Forcing bulbs is a great way to bring a little spring color into the house, while it's still winter outside. To force a bulb is to get the bulb to flower indoors ahead of its natural schedule.Virtually all spring flowering bulbs can be forced, including crocus, daffodils, hyacinths, muscari and tulips. paperwhites will bloom for you without going through a chilling period. You can take these bulbs home, plant them in an attractive container, place them in a sunny window and watch them grow. paperwhites are easy to grow in water as well as potting soil.
Thursday, September 21, 2017
You’ll see them in early spring, often blooming through the snow. Brightly colored crocus flowers are a sure sign that spring is on its way.
Thursday, September 14, 2017
It may feel like summer today, but fall is on the way. You can feel it in the early morning air, while you're working in your garden. Your trees can feel it too. The days are getting shorter, which means the sunlight is less intense. Tree leaves begin to adjust by producing less chlorophyll, allowing more orange and yellow pigments to show through. It's part of the process that produces our colorful fall foliage. There are many trees around town that seemed to have had "fall foliage" colors all year long. These trees, particularly maples, never turned green.If you look closely, leaf color may vary from pale green cases. ng from a condition known as iron chlorosis. They need iron. They're anemic, if you will. Left untreated, iron deficiency will eventually kill the tree. The good news is there are several things you can do to correct iron deficiency. First of all, you can apply an iron supplement to the tree. You can purchase iron supplements in liquid and granular form. supplements will help, especially those that are "chelated". Iron supplements should be applied now, as well as spring and summer. To fix the problem long-term, you have to fix the soil. Our native soils typically contain sufficient iron to keep trees healthy. The problem is our heavy clay, high alkaline soils prevent certain trees from taking up iron on their own. Amending the soil is the answer.

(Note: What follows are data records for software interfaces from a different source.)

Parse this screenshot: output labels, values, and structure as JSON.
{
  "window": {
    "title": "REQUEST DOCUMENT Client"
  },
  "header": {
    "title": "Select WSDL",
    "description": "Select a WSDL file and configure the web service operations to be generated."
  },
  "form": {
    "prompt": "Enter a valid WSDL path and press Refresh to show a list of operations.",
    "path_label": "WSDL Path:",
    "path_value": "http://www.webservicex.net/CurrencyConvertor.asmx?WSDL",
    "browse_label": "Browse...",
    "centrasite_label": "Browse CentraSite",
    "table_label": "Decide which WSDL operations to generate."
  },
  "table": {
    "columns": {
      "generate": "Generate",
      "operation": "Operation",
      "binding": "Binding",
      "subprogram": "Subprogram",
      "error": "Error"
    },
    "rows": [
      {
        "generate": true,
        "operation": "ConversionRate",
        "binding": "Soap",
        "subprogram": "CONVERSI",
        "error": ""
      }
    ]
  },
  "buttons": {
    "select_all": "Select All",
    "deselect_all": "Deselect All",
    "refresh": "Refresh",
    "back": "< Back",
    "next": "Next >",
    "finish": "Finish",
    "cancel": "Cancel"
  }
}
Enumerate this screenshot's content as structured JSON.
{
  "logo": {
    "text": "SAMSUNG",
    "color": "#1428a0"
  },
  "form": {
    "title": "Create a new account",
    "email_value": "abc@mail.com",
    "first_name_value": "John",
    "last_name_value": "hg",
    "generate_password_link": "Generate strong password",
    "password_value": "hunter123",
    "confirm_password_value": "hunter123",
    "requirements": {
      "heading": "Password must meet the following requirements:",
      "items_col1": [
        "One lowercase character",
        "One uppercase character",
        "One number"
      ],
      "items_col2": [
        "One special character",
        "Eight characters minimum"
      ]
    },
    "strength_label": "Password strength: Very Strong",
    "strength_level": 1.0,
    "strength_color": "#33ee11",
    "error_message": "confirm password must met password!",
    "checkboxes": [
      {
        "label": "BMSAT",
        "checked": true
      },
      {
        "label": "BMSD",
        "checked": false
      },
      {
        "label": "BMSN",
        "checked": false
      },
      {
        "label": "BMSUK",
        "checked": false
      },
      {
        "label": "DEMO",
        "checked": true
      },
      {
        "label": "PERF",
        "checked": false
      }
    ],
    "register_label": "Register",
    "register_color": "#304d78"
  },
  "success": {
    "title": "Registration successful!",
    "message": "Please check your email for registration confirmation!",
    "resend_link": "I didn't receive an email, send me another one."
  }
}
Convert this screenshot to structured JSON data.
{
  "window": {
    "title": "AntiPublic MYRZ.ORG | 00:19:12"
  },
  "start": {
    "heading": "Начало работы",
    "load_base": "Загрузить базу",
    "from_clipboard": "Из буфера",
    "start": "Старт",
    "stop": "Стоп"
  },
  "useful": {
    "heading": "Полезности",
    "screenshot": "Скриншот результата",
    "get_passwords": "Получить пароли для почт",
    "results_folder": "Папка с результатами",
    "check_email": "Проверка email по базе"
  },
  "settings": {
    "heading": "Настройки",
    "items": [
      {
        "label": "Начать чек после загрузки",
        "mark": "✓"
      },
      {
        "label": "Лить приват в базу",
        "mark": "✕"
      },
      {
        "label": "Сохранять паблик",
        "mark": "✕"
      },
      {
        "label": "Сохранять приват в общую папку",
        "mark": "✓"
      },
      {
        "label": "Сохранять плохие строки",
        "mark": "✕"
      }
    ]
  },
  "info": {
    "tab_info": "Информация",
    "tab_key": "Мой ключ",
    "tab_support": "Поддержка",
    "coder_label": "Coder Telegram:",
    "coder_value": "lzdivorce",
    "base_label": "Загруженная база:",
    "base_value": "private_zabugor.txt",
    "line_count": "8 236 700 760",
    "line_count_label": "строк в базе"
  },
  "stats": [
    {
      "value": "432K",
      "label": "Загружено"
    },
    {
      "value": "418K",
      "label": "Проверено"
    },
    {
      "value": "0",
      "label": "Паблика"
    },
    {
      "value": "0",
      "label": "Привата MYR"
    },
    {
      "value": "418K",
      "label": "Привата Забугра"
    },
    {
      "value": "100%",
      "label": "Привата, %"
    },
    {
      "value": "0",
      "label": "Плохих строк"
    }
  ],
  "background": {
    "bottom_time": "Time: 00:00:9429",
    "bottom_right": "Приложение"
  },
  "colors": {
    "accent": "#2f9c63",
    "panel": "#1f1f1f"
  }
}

Thursday, September 7, 2017
Most bulbs that are planted in the fall are the spring-blooming kind such as daffodils, tulips and hyacinths. Two exceptions to this rule are Colchicum and Crocus sativas. Like their spring blooming relatives, Colchicum and Crocus sativas are hardy bulbs, meaning they will typically survive our winters and continue to grow and multiple for many seasons to come. Planting fall blooming bulbs is relatively easy. Whether you choose Colchicum, Crocus or both, the success of these plantings is rooted in the quality of the soil they are planted in.Start out by picking a site that receives full sun and add 2" to 3" of Sheep, Peat and Compost. Work this amendment into your existing soil about 5" to 6"deep. Next, dig a hole two to three times as deep as the bulb is high. That means for Colchicum the bulb will be planted 6" to 7" deep and for Crocus 4" to 5" deep. Add some Bone Meal to the bottom of the planting hole and cover it slightly. You want the bulb to root into the bone meal. Place each bulb flat side down and about one bulb width apart. Fill the hole with soil and then water thoroughly. Label the spot so you'll remember what was planted and where. Once in the ground, these bulbs will bloom typically within 6 to 7 weeks. As the blooms fade, remove the spent flowers. Come spring, each bulb will send up a set of leaves. This is how the bulb reenergizes so it can bloom again, in the fall. Colchicum will also blossom on your window sill. Simply place them in a glass container and they will soon bloom. Forcing bulbs to bloom indoors takes a lot out of them. You can plant the bulb outdoors once they've stopped blooming but it may take several seasons for these bulbs to bloom again. sativas is best known for producing the spice saffron from the filaments that grow inside the flower. You may harvest and dry the stigma. It will take about 150 flowers to make one gram of dried saffron. Planting Colchicum and Crocus sativas is a great way to add color to your late fall garden.